What needs to be done: Write all of the entries out again exactly.

(Interface dataset entries)
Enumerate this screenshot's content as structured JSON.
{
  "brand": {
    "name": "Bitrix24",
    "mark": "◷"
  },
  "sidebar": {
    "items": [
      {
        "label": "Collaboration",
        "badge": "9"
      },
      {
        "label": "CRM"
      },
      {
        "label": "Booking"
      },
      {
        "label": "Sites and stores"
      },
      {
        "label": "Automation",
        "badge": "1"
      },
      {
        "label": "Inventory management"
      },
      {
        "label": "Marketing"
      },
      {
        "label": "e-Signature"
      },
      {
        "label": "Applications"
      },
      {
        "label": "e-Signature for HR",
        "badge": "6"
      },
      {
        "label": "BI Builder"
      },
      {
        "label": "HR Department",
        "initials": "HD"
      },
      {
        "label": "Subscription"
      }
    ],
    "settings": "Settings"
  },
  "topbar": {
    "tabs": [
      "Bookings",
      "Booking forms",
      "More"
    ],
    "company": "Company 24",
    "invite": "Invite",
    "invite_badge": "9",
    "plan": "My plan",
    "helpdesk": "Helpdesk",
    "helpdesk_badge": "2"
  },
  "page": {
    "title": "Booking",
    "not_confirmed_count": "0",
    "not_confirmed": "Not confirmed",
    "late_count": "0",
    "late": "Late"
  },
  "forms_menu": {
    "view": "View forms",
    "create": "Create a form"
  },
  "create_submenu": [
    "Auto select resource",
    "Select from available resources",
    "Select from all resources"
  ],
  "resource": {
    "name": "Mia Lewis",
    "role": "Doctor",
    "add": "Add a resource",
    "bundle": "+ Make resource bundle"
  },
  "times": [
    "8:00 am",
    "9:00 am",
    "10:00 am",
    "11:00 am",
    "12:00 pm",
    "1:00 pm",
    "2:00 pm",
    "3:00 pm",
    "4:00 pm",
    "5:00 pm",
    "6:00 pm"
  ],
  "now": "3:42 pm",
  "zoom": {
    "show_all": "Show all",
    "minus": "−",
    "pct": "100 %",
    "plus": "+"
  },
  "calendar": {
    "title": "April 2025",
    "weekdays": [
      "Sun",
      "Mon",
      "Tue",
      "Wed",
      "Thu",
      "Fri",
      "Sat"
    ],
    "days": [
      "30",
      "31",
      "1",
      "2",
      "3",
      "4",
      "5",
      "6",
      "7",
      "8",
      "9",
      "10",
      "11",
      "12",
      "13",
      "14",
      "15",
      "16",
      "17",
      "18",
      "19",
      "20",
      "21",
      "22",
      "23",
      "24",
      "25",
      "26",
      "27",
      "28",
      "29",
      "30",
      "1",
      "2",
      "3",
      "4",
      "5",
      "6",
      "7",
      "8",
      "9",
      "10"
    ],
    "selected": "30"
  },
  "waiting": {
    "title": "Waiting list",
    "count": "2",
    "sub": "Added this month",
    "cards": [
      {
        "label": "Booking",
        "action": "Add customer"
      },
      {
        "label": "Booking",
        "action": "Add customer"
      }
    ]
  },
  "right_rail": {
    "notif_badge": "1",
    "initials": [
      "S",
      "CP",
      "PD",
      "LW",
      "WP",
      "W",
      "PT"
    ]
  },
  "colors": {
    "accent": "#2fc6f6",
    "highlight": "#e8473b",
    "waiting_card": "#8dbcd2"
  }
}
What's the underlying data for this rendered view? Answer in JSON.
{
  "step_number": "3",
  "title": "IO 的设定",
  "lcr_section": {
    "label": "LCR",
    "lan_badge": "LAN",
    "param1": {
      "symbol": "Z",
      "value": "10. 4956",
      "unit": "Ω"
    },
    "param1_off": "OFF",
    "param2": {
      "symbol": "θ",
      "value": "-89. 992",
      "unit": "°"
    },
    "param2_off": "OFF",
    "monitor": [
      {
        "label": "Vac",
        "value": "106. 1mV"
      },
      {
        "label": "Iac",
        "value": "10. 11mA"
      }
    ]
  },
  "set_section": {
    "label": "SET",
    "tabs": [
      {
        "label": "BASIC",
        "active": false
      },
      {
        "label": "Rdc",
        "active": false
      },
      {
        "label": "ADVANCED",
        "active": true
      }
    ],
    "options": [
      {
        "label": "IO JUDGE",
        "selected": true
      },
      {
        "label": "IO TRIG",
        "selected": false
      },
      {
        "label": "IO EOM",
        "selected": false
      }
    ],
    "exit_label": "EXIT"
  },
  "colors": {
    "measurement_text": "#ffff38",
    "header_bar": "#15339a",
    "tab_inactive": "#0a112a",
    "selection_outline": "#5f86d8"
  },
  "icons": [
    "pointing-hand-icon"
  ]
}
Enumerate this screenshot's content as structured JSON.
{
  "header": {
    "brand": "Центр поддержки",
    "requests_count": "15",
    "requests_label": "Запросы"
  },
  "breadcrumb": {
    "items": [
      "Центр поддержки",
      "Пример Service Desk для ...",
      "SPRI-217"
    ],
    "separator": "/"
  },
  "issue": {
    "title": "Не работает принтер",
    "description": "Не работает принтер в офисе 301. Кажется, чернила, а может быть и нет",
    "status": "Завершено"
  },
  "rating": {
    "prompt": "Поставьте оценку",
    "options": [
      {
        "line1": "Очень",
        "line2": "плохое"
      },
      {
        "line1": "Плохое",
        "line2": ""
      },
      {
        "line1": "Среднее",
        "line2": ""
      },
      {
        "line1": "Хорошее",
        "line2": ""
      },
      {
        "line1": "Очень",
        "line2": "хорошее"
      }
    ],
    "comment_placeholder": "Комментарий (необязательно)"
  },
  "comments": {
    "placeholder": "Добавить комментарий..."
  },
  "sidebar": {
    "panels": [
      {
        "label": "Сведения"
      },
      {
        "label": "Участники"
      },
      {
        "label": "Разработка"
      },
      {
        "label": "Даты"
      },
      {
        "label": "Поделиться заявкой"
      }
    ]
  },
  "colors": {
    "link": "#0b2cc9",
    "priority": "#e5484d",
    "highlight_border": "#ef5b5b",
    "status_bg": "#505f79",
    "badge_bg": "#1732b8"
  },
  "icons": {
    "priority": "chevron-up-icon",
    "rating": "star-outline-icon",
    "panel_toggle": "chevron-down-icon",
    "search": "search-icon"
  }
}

Answer box:
Enumerate this screenshot's content as structured JSON.
{
  "brand": {
    "name": "Bitrix24",
    "mark": "◷"
  },
  "sidebar": {
    "items": [
      {
        "label": "Collaboration",
        "badge": "9"
      },
      {
        "label": "CRM"
      },
      {
        "label": "Booking"
      },
      {
        "label": "Sites and stores"
      },
      {
        "label": "Automation",
        "badge": "1"
      },
      {
        "label": "Inventory management"
      },
      {
        "label": "Marketing"
      },
      {
        "label": "e-Signature"
      },
      {
        "label": "Applications"
      },
      {
        "label": "e-Signature for HR",
        "badge": "6"
      },
      {
        "label": "BI Builder"
      },
      {
        "label": "HR Department",
        "initials": "HD"
      },
      {
        "label": "Subscription"
      }
    ],
    "settings": "Settings"
  },
  "topbar": {
    "tabs": [
      "Bookings",
      "Booking forms",
      "More"
    ],
    "company": "Company 24",
    "invite": "Invite",
    "invite_badge": "9",
    "plan": "My plan",
    "helpdesk": "Helpdesk",
    "helpdesk_badge": "2"
  },
  "page": {
    "title": "Booking",
    "not_confirmed_count": "0",
    "not_confirmed": "Not confirmed",
    "late_count": "0",
    "late": "Late"
  },
  "forms_menu": {
    "view": "View forms",
    "create": "Create a form"
  },
  "create_submenu": [
    "Auto select resource",
    "Select from available resources",
    "Select from all resources"
  ],
  "resource": {
    "name": "Mia Lewis",
    "role": "Doctor",
    "add": "Add a resource",
    "bundle": "+ Make resource bundle"
  },
  "times": [
    "8:00 am",
    "9:00 am",
    "10:00 am",
    "11:00 am",
    "12:00 pm",
    "1:00 pm",
    "2:00 pm",
    "3:00 pm",
    "4:00 pm",
    "5:00 pm",
    "6:00 pm"
  ],
  "now": "3:42 pm",
  "zoom": {
    "show_all": "Show all",
    "minus": "−",
    "pct": "100 %",
    "plus": "+"
  },
  "calendar": {
    "title": "April 2025",
    "weekdays": [
      "Sun",
      "Mon",
      "Tue",
      "Wed",
      "Thu",
      "Fri",
      "Sat"
    ],
    "days": [
      "30",
      "31",
      "1",
      "2",
      "3",
      "4",
      "5",
      "6",
      "7",
      "8",
      "9",
      "10",
      "11",
      "12",
      "13",
      "14",
      "15",
      "16",
      "17",
      "18",
      "19",
      "20",
      "21",
      "22",
      "23",
      "24",
      "25",
      "26",
      "27",
      "28",
      "29",
      "30",
      "1",
      "2",
      "3",
      "4",
      "5",
      "6",
      "7",
      "8",
      "9",
      "10"
    ],
    "selected": "30"
  },
  "waiting": {
    "title": "Waiting list",
    "count": "2",
    "sub": "Added this month",
    "cards": [
      {
        "label": "Booking",
        "action": "Add customer"
      },
      {
        "label": "Booking",
        "action": "Add customer"
      }
    ]
  },
  "right_rail": {
    "notif_badge": "1",
    "initials": [
      "S",
      "CP",
      "PD",
      "LW",
      "WP",
      "W",
      "PT"
    ]
  },
  "colors": {
    "accent": "#2fc6f6",
    "highlight": "#e8473b",
    "waiting_card": "#8dbcd2"
  }
}
What's the underlying data for this rendered view? Answer in JSON.
{
  "step_number": "3",
  "title": "IO 的设定",
  "lcr_section": {
    "label": "LCR",
    "lan_badge": "LAN",
    "param1": {
      "symbol": "Z",
      "value": "10. 4956",
      "unit": "Ω"
    },
    "param1_off": "OFF",
    "param2": {
      "symbol": "θ",
      "value": "-89. 992",
      "unit": "°"
    },
    "param2_off": "OFF",
    "monitor": [
      {
        "label": "Vac",
        "value": "106. 1mV"
      },
      {
        "label": "Iac",
        "value": "10. 11mA"
      }
    ]
  },
  "set_section": {
    "label": "SET",
    "tabs": [
      {
        "label": "BASIC",
        "active": false
      },
      {
        "label": "Rdc",
        "active": false
      },
      {
        "label": "ADVANCED",
        "active": true
      }
    ],
    "options": [
      {
        "label": "IO JUDGE",
        "selected": true
      },
      {
        "label": "IO TRIG",
        "selected": false
      },
      {
        "label": "IO EOM",
        "selected": false
      }
    ],
    "exit_label": "EXIT"
  },
  "colors": {
    "measurement_text": "#ffff38",
    "header_bar": "#15339a",
    "tab_inactive": "#0a112a",
    "selection_outline": "#5f86d8"
  },
  "icons": [
    "pointing-hand-icon"
  ]
}
Enumerate this screenshot's content as structured JSON.
{
  "header": {
    "brand": "Центр поддержки",
    "requests_count": "15",
    "requests_label": "Запросы"
  },
  "breadcrumb": {
    "items": [
      "Центр поддержки",
      "Пример Service Desk для ...",
      "SPRI-217"
    ],
    "separator": "/"
  },
  "issue": {
    "title": "Не работает принтер",
    "description": "Не работает принтер в офисе 301. Кажется, чернила, а может быть и нет",
    "status": "Завершено"
  },
  "rating": {
    "prompt": "Поставьте оценку",
    "options": [
      {
        "line1": "Очень",
        "line2": "плохое"
      },
      {
        "line1": "Плохое",
        "line2": ""
      },
      {
        "line1": "Среднее",
        "line2": ""
      },
      {
        "line1": "Хорошее",
        "line2": ""
      },
      {
        "line1": "Очень",
        "line2": "хорошее"
      }
    ],
    "comment_placeholder": "Комментарий (необязательно)"
  },
  "comments": {
    "placeholder": "Добавить комментарий..."
  },
  "sidebar": {
    "panels": [
      {
        "label": "Сведения"
      },
      {
        "label": "Участники"
      },
      {
        "label": "Разработка"
      },
      {
        "label": "Даты"
      },
      {
        "label": "Поделиться заявкой"
      }
    ]
  },
  "colors": {
    "link": "#0b2cc9",
    "priority": "#e5484d",
    "highlight_border": "#ef5b5b",
    "status_bg": "#505f79",
    "badge_bg": "#1732b8"
  },
  "icons": {
    "priority": "chevron-up-icon",
    "rating": "star-outline-icon",
    "panel_toggle": "chevron-down-icon",
    "search": "search-icon"
  }
}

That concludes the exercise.